Miss McIntosh: The right hon. Lady will recall that, particularly in relation to health, we had a year-on-year increase in spending.

Tessa Jowell: Rubbish.

Miss McIntosh: It is very well for the right hon. Lady to say that, but I stand by my Government's record. Subsequent to the eloquent intervention of my hon. Friend the Member for Epsom and Ewell (Chris Grayling), it is a source of concern to the Opposition not only that lottery funds are being diverted from the good causes for which they were originally intended, but that the Government appear to be intervening to set objectives for lottery distributors.

Also in the debate in 1998, John Major said:

this Government—

—[Official Report, 7 April 1998; Vol. 310, c. 189-90.]

Mr. Gerry Steinberg (City of Durham): Will the hon. Lady give way?

Miss McIntosh: Why not?

Mr. Steinberg: Is the hon. Lady saying that if we had a Conservative Government in 20 or 30 years' time, they would stop that sort of expenditure and not keep the new opportunities fund, which has given millions of pounds to constituencies throughout the country for many different schemes, which would never have been paid for by the taxpayer, neither under this Government or the previous one?
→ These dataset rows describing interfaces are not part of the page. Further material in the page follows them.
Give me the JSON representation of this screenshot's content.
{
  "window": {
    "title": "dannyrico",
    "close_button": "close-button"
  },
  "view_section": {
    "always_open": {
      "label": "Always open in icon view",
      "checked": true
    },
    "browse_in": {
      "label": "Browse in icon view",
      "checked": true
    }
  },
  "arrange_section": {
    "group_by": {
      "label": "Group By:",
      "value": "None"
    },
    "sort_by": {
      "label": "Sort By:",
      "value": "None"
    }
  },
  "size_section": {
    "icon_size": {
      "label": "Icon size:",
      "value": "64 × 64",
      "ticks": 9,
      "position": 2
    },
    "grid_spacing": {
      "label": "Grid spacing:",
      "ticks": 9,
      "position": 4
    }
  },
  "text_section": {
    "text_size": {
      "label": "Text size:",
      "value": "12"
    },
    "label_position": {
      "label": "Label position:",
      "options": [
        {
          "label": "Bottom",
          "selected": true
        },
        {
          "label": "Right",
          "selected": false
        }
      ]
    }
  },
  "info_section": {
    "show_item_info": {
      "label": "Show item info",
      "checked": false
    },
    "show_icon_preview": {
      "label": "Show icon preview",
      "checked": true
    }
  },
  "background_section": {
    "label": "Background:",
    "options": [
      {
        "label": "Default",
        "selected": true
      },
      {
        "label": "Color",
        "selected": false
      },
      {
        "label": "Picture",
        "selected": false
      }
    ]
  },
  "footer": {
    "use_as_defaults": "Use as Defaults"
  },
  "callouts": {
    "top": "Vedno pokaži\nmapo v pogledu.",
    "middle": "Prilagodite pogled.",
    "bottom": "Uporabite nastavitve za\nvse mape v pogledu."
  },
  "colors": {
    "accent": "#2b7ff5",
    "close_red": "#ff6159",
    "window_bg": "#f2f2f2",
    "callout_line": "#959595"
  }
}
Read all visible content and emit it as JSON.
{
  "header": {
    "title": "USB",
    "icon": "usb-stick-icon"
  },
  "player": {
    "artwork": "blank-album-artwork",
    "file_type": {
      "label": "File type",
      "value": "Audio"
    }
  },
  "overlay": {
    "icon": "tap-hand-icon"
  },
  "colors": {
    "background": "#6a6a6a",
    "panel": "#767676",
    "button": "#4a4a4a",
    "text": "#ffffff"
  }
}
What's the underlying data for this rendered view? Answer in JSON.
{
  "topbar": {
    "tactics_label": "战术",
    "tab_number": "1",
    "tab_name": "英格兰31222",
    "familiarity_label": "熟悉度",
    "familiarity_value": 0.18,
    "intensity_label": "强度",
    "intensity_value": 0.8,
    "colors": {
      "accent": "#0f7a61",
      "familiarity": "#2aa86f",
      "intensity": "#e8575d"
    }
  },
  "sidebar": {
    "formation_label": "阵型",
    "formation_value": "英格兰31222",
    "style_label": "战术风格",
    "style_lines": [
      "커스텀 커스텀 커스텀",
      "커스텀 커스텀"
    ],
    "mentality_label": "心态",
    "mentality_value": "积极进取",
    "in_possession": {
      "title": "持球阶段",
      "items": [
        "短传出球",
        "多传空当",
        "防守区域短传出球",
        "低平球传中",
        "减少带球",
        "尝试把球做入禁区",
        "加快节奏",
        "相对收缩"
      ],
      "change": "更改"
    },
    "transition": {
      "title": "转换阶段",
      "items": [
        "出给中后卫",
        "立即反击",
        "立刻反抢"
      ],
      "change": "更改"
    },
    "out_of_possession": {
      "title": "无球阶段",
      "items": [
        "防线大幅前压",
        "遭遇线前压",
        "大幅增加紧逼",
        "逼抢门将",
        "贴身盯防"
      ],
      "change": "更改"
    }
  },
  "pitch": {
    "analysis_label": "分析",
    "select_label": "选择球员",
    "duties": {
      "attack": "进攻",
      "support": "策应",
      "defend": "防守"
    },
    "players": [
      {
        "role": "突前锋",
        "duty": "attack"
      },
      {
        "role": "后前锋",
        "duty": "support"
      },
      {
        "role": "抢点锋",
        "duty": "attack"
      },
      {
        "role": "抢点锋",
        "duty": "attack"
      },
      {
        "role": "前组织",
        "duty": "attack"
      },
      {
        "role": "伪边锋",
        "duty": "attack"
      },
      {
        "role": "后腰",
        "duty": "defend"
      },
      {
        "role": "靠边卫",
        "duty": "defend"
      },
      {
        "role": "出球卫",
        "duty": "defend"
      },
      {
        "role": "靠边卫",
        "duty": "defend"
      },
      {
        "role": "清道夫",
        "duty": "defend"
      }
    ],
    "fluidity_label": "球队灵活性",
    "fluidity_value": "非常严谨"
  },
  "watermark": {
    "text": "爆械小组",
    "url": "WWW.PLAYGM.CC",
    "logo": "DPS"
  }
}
Miss McIntosh: I fear I would be ruled out of order if I set out the objectives of a future Conservative Government. When the time comes, we shall have plenty of opportunities to discuss our priorities.

The raiding of the lottery for causes that were always intended to be funded from general taxation is deeply regrettable. General tax spending is substituted by money raised through the generosity of ordinary people who purchase lottery tickets week in, week out, in the belief that they may win the jackpot—in the Secretary of State's words, their personal dream—safe in the knowledge that they are contributing to good causes. Their trust should not be abused.

That money is not public money—it is not taxpayers' money—and the two should not be confused. Even the right hon. Member for Manchester, Gorton (Mr. Kaufman) who, regrettably, is not in the Chamber today, has been known to refer to lottery money in that

1 Mar 2002 : Column 958

way. Let us recognise and rejoice in the generosity of national lottery players, who raise funds for good causes which, historically, taxpayers' money has not reached.

I welcome the Secretary of State's refinement of the definition of the principle of additionality and her further commitment to it. The principle that lottery money should be additional to existing public expenditure is as relevant today as it was in 1994. Even now, good causes are under threat from another direction. The Budd review on the deregulation of betting shops and other gambling outlets could pose a threat to the national lottery and money raised for good causes. I am sure that the right hon. Lady will have received, as all Opposition Members have, many heartfelt representations from lottery distributors about that.

Mr. Gareth R. Thomas: Pinner Wood school in my constituency has just received an £18,000 grant to run an after-school club. Is the hon. Lady's party committed to abolishing the new opportunities fund? Will she make a commitment today, or has she secured a commitment from her education and Treasury spokesmen, that her party would match from general taxation the money that would be lost by schools like Pinner Wood to fund after-school clubs, which were not being provided when this Government came to power?

Next Section

IndexHome Page